Get A Side Hustle

Sometimes, one job just doesn’t pay enough to save much. This is where a side hustle can come in quite handy. There are entire online communities that are dedicated to helping people find side hustles that can bring in extra income. Every dollar earned in excess of basic living expenses can go toward the down payment. Those who can keep up the side hustle after signing off on a mortgage can even accelerate the time needed to pay off the loan.

Regardless of whether a person thinks a down payment for a new home is in the cards, there are steps that he or she can take to build up some savings. It will take time, and it’s a good idea to save up for closing costs and a deductible for home insurance claims. However, over time, building up savings for a down payment can be done by taking positive steps toward the goal.


How to Prepare for a World of Home Automation

First came computers; they were followed quickly by the internet, and soon we found ourselves in an age of handheld devices, touch screens, and motion sensors. With all of this, it was only a natural development that another byproduct of modern technology would be increasingly automated homes. From always on voice-activated devices, to remote controlled appliances, lighting and temperature control, and home theaters (see Argenta) that are better than the real thing, home automation is certainly our future.

So how do you prepare for a world of home automation? How do you make sure that you are best placed to embrace the newest developments in home tech—most of which we don’t even know about yet? Here are a few tips to get you on your way.


The best way to prepare for the future is to know what is coming. Keep one eye on tech publications, reading as much as you can about the things that are currently in concept or development phase. If you are able to, try to visit various conferences and trade shows such as CES to see what kinds of things are out there. If you cannot make it to these, there is considerable coverage to be found online. If you know which things are coming up, you can know which you want to buy, and which to hold off on to wait for a better version.

Don’t Adopt New Tech Too Early

Which leads us to our next tip—be discerning about which tech items you take on early on. In the age of instant information and social media bragging, the idea of becoming an “early adopter” can seem very tempting. But sometimes it is not the best way to go. Many new technologies need awhile to iron out the kinks and problems, and if it is something that has little or no precedent, it will be likely to face at least a few of these. Furthermore, newer cheaper or more efficient versions are likely to start cropping up in the second wave, and with home automation, you are looking at a lot of money to replace something just a few months later. So while some things you can take the risk on, it is often worth waiting awhile before incorporating the very newest of the new home technology.

Start Saving

In order to fully take advantage of the latest home tech features, you are going to have to spend some money. For this reason, you will probably want to start saving right now. Things like theaters are expensive, but when you have a saving plan, you should be able to find something in your price range.

Make Home Preparations

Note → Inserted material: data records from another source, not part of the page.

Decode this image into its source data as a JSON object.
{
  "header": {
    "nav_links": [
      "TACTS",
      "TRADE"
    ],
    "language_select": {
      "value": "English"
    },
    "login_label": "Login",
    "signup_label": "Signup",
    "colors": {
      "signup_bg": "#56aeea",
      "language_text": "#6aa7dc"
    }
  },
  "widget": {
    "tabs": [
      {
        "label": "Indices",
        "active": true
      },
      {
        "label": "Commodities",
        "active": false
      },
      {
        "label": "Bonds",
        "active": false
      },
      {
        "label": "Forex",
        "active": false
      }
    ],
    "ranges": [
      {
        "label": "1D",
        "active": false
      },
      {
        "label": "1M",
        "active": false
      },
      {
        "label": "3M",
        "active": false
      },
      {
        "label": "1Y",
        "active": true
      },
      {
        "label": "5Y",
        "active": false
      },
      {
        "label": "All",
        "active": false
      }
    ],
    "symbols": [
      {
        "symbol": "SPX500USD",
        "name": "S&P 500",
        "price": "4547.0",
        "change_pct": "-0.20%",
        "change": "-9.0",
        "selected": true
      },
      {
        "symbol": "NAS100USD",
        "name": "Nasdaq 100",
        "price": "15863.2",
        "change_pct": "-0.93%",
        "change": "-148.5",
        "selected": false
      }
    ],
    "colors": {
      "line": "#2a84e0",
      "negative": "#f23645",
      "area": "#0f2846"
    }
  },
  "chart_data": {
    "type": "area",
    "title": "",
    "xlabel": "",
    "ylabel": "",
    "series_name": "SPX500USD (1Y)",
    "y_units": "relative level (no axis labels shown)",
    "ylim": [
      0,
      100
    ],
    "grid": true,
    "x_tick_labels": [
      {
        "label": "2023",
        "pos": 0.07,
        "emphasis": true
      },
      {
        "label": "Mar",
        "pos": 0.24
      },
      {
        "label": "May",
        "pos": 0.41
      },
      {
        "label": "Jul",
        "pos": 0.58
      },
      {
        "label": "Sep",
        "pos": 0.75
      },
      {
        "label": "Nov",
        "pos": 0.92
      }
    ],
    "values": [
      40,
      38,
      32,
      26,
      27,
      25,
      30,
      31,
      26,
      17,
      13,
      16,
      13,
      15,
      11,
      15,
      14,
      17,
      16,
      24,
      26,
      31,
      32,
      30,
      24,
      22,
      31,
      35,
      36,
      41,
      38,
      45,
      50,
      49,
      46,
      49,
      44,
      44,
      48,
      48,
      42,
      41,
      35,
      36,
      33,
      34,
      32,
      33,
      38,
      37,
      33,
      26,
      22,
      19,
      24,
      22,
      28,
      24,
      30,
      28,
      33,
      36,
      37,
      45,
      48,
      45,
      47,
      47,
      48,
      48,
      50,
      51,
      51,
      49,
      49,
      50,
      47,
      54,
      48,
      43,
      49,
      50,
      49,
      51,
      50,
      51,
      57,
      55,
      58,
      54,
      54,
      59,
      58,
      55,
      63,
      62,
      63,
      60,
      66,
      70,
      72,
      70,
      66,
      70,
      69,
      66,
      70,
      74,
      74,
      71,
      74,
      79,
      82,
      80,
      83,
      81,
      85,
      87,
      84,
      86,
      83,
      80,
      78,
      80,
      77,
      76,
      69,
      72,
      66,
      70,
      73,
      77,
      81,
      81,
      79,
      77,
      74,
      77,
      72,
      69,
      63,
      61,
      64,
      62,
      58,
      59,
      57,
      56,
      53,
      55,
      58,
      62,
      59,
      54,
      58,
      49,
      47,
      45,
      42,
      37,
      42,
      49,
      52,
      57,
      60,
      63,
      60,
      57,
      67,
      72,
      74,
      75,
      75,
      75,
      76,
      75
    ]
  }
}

You might also want to design your home interior with home automation in the back of your mind. Older houses are a lot trickier to fit home automation seamlessly into, and that is because newer home layouts are often designed with modern technology taken into consideration. If you are building your own home, it will be easy to incorporate technology, but even if you already have a home, there are ways to make sure that you can accommodate new home tech. Work with interior designers and architects to better figure it out.

Embrace it

The future is coming, and resisting it will not prevent it. Homes of the future are going to be more tech driven and user-friendly than they have ever been. Rather than fearing future home technology developments, embrace the greater ease and comfort that will come from them, and jump on it early—the future is ours for the taking!